She was a real artist. Her work lay apart from and outside of herself. We do not find a picture of herself under different names playing heroine in different sets of circumstances; each heroine stands by herself, and in her women's portraits she reaches her high-water mark Elizabeth Bennet, Emma Woodhouse, Fanny Price, Anne Elliot, Catherine Morland, Elinor Dashwood, we know each one as a friend, and each one is completely differentiated.
So brilliant, so perfect, so stamped with its own individuality is each of the books, that one wonders what she could possibly have produced next to take rank with its forerunners. Within so small a compass, with such a narrow stage on which to set the dramatis personae how did she manage to make so great a variety?
It is in keeping with her character and work that there should be no decline, no falling off; that all should be good; it is true that some of the novels are preferred by one, some by another; some are stronger in one point, some in another, but neither decay nor improvement can justly be found between first and last. This is genius. Genius cannot grow nor can it be cultivated, it is there, and its work is done without effort and without labour. If Jane had not died at so early an age, her life would not have seemed so complete, so rounded as it did. Her dying in the full plenitude and maturity of power is in keeping with the level excellence of her work.
Her life had been a happy one, free from mind worries, free from great sorrows, her affections had wide play, her tastes full development; she was happy in the love ofone very near and dear, and if she missed great ecstasies, she at least had no hideous sorrows to endure in the sin or vice of those near to her. Her one great sorrow was perhaps the death of her father, but he was not young, and in the natural course of events his death cannot be called unexpected. Sunny, well-occupied, surrounded with the refinements that a sensitive mind appreciates, she lived out a life on a high uniform level. Her books supplied a motive and mainspring that other- wise might have been felt to be lacking by one so energetic. If, as has been said, happiness on earth demands "someone to love, something to do, and some- thing to hope for," she had all these, and much more.

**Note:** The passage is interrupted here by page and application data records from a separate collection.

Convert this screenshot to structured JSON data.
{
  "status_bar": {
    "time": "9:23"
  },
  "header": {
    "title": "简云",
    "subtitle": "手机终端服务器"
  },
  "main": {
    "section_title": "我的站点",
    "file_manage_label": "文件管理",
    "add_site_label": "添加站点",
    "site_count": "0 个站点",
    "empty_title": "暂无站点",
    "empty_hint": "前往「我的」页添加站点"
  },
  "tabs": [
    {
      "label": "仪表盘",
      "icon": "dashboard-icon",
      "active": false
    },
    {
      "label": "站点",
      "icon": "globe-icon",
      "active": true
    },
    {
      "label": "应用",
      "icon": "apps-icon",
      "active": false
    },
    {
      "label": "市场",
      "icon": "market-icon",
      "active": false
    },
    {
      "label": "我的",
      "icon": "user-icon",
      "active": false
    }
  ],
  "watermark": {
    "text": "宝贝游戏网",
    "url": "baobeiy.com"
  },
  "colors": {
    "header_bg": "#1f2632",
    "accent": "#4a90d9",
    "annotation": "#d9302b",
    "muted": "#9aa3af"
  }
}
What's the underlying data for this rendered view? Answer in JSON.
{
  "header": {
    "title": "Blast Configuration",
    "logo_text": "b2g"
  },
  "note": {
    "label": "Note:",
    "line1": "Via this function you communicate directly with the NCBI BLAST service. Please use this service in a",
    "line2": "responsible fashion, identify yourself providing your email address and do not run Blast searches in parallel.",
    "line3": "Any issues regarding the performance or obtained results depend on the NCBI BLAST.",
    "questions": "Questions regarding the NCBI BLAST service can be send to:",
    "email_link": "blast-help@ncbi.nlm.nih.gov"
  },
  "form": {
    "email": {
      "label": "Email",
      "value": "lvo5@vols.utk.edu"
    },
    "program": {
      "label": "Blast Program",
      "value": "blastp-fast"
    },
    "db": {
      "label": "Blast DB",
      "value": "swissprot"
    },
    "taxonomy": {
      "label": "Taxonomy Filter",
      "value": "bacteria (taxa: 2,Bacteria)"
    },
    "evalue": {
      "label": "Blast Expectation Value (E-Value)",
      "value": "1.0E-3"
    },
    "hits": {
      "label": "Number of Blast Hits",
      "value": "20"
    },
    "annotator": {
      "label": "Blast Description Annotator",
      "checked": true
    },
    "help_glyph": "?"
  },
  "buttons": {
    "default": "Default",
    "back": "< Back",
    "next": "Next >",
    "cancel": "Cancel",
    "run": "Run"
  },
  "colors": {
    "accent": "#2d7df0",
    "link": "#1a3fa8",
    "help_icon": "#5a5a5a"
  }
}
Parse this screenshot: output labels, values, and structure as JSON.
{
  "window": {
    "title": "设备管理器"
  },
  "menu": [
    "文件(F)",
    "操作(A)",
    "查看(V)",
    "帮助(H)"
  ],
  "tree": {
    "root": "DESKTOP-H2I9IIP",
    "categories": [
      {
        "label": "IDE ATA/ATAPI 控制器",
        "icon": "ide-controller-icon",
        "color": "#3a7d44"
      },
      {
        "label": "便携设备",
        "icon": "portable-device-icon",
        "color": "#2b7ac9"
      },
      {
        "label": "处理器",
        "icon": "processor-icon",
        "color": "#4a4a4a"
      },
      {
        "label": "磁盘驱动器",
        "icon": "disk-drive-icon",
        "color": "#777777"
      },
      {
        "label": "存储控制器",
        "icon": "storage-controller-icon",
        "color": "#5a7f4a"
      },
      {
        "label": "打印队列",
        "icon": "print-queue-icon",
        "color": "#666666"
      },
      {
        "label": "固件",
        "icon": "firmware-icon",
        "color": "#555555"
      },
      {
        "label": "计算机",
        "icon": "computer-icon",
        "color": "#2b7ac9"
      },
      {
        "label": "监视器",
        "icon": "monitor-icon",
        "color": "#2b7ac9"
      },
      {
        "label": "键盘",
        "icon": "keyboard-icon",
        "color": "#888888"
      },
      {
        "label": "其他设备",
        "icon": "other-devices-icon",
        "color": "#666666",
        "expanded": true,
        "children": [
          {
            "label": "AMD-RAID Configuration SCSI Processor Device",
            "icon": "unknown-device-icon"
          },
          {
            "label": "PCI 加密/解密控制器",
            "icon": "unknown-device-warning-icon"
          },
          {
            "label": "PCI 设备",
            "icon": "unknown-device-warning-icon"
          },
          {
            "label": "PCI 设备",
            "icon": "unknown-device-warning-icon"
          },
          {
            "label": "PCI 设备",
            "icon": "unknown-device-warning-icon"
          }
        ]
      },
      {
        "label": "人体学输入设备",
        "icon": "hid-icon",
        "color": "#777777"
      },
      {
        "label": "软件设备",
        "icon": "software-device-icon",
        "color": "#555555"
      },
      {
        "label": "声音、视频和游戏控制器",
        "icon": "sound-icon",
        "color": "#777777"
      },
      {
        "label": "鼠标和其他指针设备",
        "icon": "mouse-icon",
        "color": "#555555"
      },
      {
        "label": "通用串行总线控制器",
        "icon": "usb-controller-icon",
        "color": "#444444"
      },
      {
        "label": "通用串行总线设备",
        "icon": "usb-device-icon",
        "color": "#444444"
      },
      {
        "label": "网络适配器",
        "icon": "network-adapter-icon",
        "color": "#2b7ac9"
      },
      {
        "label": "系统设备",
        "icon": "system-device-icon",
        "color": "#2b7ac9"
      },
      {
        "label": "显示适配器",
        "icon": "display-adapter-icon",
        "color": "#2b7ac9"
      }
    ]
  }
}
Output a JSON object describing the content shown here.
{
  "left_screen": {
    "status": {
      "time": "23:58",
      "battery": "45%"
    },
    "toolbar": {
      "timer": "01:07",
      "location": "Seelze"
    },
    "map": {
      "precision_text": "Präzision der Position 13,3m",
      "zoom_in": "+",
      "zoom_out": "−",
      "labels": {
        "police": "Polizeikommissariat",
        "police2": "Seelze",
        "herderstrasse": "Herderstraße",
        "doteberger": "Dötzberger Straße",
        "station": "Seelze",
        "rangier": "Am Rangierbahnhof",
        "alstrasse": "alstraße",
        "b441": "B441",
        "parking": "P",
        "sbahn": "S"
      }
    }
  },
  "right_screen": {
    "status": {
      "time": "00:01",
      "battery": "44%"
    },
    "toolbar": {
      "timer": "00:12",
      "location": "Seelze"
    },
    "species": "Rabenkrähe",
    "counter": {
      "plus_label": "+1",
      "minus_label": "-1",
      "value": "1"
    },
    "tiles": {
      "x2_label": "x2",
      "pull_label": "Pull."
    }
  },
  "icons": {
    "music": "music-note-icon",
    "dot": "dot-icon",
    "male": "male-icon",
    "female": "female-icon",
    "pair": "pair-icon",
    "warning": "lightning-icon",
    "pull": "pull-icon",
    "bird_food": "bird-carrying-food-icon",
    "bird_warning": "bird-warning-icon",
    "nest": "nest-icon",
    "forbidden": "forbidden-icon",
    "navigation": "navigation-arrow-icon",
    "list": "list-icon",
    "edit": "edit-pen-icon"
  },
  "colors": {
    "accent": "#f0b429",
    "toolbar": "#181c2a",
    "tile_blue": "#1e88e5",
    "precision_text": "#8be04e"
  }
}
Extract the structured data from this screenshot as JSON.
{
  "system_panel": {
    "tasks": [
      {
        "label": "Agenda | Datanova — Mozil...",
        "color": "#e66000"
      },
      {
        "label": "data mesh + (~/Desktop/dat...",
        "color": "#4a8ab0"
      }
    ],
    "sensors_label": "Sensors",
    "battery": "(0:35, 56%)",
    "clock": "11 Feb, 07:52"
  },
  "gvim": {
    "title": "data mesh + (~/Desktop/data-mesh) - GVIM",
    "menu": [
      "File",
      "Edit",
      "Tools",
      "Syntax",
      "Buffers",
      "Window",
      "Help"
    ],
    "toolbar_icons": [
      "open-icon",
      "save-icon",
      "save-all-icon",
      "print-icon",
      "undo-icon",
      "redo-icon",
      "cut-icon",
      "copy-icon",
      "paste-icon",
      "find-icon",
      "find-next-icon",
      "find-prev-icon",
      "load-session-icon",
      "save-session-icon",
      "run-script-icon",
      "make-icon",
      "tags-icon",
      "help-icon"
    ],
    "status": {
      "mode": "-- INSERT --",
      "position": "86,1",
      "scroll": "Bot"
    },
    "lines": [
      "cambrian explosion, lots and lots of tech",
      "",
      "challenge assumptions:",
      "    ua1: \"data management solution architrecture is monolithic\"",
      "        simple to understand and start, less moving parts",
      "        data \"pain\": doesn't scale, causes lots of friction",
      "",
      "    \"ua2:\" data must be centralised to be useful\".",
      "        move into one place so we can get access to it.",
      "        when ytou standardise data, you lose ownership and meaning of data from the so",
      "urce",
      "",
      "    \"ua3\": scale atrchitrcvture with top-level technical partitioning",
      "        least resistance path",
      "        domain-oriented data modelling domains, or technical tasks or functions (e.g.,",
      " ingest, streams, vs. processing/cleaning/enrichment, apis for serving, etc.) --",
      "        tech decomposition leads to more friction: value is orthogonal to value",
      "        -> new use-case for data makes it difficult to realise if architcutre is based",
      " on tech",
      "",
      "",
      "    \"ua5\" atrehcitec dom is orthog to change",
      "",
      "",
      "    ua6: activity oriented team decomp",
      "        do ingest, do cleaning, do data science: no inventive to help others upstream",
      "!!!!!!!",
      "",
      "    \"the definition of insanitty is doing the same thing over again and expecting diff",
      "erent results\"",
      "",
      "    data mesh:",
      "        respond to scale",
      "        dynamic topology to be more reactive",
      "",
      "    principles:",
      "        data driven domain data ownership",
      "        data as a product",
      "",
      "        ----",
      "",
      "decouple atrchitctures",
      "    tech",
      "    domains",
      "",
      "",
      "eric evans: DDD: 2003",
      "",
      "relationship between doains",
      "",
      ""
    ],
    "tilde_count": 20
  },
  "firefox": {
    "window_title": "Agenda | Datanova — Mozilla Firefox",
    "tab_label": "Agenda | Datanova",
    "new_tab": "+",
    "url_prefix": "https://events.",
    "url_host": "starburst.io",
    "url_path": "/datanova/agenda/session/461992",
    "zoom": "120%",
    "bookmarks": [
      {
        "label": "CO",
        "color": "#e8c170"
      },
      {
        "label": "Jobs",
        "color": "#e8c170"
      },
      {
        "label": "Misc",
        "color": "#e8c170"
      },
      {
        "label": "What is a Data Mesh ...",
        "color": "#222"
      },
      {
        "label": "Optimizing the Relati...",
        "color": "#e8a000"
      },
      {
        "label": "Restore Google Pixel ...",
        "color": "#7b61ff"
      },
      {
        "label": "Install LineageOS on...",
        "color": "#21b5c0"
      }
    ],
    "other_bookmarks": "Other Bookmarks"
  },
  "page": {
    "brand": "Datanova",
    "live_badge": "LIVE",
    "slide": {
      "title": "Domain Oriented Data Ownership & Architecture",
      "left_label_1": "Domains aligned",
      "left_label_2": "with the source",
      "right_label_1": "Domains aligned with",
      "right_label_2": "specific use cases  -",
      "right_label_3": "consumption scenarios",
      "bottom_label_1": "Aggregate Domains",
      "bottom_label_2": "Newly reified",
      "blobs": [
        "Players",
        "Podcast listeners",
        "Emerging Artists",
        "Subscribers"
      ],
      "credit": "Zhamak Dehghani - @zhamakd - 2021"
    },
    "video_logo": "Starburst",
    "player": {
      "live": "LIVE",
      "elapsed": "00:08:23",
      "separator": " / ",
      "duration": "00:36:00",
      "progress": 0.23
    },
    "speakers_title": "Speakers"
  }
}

This text was originally digitized by Catherine Dean for her "Jane Austen E-Texts, Etc." website, and is archived at Molland's with Ms. Dean's permission.